Minnesota Economic Indicators
by Dave Senf
Note: All data except for Minnesota’s PMI have been seasonally adjusted. See the feature article in the Minnesota Employment Review, May 2010, for more information on the Minnesota Index.
The recently revised Minnesota Index, after having increased 0.2 percent in each of the last two months of 2017, increased 0.1 percent in January. The U.S. index advanced 0.2 percent. Minnesota’s index is up 3.7 percent over the year compared to 2.8 percent for the nation.
Minnesota’s adjusted Wage and Salary Employment rose for the second month in a row increasing by 2,500 jobs. December’s gain was revised from 8,900 to 2,500. All job growth in January was in the public sector which added 2,700 positions. State government payroll expansion accounted for most of the government job growth. Private sector employment decreased by 200 jobs. While six supersectors added workers only Leisure and Hospitality added more than 1,000 positions. Job loss topped 1,000 in Educational and Health Services and Financial Activities.
Minnesota’s unadjusted over-the-year job growth dropped to 0.7 percent, the lowest rate since October 2010. Over the year U.S. job growth in January was 1.5 percent. The 0.7 to 1.5 percent monthly gap was the largest for the state since June 2016. Minnesota’s annual average job growth for 2017 was revised significantly downwards during annual benchmarking to 1.3 percent, the same rate as in 2016. Minnesota added 38,300 jobs in 2016 and 38,200 in 2017. The December to December growth for 2016 and 2017 was 29,700 and 30,600, respectively. Over-the- year job growth slowed during last six months of 2017 tailing off from a monthly average of 1.6 percent during the first half year to 1.1 percent during the second half.

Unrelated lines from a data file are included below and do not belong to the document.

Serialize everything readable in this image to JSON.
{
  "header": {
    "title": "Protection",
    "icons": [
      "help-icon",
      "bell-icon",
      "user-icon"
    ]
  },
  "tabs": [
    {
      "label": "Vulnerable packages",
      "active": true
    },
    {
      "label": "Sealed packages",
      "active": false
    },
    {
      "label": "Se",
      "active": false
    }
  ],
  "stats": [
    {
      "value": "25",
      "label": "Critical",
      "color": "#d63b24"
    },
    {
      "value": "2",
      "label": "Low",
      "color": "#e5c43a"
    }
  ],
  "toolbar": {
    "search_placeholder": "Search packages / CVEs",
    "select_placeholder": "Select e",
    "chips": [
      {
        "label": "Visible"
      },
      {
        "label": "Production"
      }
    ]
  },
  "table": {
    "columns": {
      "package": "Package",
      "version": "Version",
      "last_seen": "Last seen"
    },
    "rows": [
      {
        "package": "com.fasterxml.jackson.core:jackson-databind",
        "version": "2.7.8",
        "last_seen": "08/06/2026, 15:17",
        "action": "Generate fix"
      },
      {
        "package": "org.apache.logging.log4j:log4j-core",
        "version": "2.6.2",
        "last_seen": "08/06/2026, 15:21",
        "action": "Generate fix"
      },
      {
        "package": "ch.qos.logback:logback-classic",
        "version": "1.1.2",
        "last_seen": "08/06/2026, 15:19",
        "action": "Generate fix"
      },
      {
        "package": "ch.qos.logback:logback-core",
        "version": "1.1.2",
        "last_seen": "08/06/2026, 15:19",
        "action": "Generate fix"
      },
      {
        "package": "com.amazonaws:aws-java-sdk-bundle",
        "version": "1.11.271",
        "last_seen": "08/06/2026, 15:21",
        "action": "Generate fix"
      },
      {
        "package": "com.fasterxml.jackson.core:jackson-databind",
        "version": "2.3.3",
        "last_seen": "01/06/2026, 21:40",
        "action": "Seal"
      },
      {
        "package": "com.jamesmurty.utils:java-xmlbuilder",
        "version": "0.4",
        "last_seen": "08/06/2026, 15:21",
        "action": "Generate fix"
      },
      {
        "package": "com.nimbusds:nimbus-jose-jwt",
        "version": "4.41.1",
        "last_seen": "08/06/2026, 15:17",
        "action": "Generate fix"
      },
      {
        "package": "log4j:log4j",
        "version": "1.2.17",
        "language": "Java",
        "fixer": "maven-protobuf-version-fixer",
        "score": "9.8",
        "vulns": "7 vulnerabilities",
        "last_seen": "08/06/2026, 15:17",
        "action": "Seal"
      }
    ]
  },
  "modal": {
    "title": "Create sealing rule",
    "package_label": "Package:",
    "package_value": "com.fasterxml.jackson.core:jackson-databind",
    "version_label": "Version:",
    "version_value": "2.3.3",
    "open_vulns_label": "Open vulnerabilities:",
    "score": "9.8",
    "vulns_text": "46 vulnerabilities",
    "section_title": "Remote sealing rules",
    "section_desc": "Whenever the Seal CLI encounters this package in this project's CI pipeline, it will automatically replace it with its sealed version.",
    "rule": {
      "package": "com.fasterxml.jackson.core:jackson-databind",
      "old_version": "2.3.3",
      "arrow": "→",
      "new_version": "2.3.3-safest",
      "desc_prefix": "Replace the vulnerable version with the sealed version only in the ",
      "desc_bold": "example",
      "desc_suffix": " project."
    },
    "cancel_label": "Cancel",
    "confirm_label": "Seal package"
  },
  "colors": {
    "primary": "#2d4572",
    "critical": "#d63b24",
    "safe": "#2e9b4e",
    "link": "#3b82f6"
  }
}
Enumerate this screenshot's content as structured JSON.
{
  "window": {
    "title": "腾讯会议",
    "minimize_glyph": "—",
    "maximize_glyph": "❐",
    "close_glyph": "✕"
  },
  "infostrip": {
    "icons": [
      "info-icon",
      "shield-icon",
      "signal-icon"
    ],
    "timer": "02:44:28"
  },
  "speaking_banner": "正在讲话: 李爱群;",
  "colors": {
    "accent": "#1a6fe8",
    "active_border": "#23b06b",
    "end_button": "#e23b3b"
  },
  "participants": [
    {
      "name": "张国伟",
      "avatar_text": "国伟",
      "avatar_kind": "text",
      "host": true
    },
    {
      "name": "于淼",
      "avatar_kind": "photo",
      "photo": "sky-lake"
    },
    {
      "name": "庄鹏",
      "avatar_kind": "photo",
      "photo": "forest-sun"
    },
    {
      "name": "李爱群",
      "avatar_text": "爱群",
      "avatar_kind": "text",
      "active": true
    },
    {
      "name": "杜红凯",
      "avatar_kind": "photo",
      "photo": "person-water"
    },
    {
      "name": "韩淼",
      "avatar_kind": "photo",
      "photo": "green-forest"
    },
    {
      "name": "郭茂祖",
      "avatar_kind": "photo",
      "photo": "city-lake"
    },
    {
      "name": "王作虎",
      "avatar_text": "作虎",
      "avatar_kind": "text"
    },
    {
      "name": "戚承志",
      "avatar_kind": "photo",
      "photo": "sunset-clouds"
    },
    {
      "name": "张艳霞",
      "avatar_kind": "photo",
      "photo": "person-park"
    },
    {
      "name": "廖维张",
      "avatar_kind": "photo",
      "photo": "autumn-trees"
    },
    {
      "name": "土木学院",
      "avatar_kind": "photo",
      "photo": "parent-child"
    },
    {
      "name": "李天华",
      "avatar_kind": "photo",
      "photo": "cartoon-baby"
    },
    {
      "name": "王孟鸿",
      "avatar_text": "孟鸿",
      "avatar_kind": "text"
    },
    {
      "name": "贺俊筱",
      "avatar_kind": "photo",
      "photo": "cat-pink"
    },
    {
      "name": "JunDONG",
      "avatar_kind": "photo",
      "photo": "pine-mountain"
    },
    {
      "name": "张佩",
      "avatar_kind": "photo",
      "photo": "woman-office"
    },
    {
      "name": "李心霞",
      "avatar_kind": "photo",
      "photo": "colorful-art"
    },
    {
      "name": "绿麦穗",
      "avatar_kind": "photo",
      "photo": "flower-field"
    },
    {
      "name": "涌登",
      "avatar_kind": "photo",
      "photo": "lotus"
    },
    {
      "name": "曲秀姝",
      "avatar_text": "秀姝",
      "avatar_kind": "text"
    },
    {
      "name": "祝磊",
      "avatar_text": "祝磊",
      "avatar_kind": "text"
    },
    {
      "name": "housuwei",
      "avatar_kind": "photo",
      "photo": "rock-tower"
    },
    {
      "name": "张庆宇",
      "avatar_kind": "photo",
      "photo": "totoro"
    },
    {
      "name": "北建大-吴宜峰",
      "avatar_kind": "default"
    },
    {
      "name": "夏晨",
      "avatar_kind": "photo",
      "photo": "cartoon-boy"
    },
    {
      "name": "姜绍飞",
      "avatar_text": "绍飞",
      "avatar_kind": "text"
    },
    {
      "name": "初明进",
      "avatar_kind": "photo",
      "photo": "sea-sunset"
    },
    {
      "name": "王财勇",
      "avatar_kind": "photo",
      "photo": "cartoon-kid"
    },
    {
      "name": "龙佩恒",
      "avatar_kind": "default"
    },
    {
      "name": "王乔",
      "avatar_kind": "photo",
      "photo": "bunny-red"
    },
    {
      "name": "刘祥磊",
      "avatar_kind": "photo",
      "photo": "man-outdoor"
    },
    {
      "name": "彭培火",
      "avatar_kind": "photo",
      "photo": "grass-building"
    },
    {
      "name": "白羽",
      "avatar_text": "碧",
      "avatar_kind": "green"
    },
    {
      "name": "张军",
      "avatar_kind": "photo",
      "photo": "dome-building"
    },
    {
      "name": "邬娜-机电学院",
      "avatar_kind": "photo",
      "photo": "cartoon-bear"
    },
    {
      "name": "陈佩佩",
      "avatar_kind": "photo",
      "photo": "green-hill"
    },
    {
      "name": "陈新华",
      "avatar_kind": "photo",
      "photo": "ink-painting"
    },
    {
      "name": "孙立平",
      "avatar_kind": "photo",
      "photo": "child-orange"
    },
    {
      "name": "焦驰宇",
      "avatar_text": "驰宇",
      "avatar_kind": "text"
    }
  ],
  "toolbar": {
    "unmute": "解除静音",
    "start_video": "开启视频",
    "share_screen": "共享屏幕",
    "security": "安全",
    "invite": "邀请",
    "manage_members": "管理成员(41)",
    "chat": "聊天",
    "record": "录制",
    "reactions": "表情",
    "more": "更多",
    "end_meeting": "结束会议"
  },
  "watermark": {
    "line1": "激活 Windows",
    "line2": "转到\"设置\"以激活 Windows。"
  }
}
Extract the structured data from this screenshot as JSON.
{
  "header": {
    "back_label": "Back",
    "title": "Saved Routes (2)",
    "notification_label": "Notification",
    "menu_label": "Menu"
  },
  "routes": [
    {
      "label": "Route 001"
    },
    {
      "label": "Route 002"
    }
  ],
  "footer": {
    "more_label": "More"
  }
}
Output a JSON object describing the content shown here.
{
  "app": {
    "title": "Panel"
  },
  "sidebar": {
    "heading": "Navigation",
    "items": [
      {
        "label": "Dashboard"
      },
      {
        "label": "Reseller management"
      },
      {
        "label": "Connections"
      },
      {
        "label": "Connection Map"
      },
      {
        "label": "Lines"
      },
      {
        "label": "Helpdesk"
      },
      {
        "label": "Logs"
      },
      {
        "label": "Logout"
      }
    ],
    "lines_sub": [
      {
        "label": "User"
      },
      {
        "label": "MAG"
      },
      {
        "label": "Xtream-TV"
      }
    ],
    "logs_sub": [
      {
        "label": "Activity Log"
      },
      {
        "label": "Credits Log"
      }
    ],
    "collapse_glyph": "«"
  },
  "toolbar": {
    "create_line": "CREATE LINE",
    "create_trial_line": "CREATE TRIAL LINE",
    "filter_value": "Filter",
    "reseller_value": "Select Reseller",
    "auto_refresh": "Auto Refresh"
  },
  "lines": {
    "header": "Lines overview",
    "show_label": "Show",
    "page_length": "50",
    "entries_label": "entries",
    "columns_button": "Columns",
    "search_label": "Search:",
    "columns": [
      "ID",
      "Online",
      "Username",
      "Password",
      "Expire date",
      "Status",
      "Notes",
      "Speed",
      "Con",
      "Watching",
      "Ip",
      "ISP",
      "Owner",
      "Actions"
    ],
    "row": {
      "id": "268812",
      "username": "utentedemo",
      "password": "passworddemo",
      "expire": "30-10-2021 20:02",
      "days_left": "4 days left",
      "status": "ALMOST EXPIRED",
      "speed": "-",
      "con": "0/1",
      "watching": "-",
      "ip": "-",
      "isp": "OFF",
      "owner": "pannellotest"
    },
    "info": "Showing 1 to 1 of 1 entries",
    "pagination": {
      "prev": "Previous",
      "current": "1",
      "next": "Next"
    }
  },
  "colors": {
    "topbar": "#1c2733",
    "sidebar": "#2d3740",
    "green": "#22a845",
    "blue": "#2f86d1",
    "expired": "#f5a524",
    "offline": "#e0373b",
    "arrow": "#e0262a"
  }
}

Minnesota’s annual average job growth lagged national job growth for the fourth straight year but by less than in previous years. Minnesota annual average job growth was 1.4, 1.6, 1.,3 and 1.3 percent 2014, 2015, 2016, and 2017 compared to 1.9, 2.1, 1.8, and 1.6 percent for the U.S. Minnesota trailed U.S. job growth by 0.3 percentage points in 2017 down from 0.5 percentage points in 2016 as Minnesota’s job growth rate was the same in 2016 and 2017, 1.3 percent, while U.S. job growth slipped from 1.8 percent to 1.6 percent in 2017.
The recently revised Minnesota Leading Index bounced back a tad in January, advancing to 1.3 in January from December’s 1.1 reading. The index reached 2.0 last September before dropping for three months in a row. The 1.3 reading suggest that Minnesota’s economy will expand by 1.3 percent over the next six months.
Online Help-Wanted Ads fell off in January sliding to 136,000. Online job postings declined 2.8 percent in Minnesota while nationwide postings remained flat from December. Minnesota’s share of U.S. online help-wanted ads inched down to 2.8 percent from 2.9 percent. Minnesota’s wage and salary employment in January continued to represent 2.0 percent of U.S. wage and salary employment. Minnesota’s share of nationwide online help-wanted ads continues to be disproportionately higher than its share of national employment.
Minnesota’s Purchasing Managers’ Index (PMI) dipped for the second month in a row to 55.8, the lowest reading since last February. The index peaked last June and has been tailing off since. Minnesota manufacturers, after gaining momentum during the first half of 2017, have apparently shifted down a gear or two during the last few months. The corresponding national index increased to 59.1 while the Mid-American index fell to 57.3.
Adjusted average weekly Manufacturing Hours crept down to 40.7 in December. The factory workweek, after annual revisions, averaged 40.9 hours for 2017 which was up slightly from 40.7 in 2016. Average weekly Manufacturing Earnings retreated in December to $871.12. Seasonally and inflation adjusted factory earnings were up 2.6 percent from last year. Revised 2017 annual average manufacturing earnings were up 2.5 percent in real terms from 2016.
Adjusted Residential Building Permits, after having been flat over the last half of 2017, spiked upwards in January to 2,266. That’s the highest level since last March. January’s spike was from a large bump in building permits for apartments. Construction employment grew by 3.0 percent in 2017 which was an improvement over the 0.9 percent in 2016. The 119,600 average annual construction employment in 2017 was roughly 7.5 percent short of the all-time high of 129,400 during the housing boom days in 2005.
Adjusted Initial Claims for Unemployment Benefits (UB) rose for the third consecutive month in January, climbing to 17,670, the highest total since December 2016. Unadjusted initial claims were up 14.2 percent from last January, the first over-the-year increase since August 2016. Despite the moderate uptick in initial claims over the last few months the level of initial claims, a proxy for layoff rate, remains near historical lows. January’s seasonally adjusted unemployment rate remained at 3.3 percent for the fifth straight month. Unemployment in the state is at a 17-year low.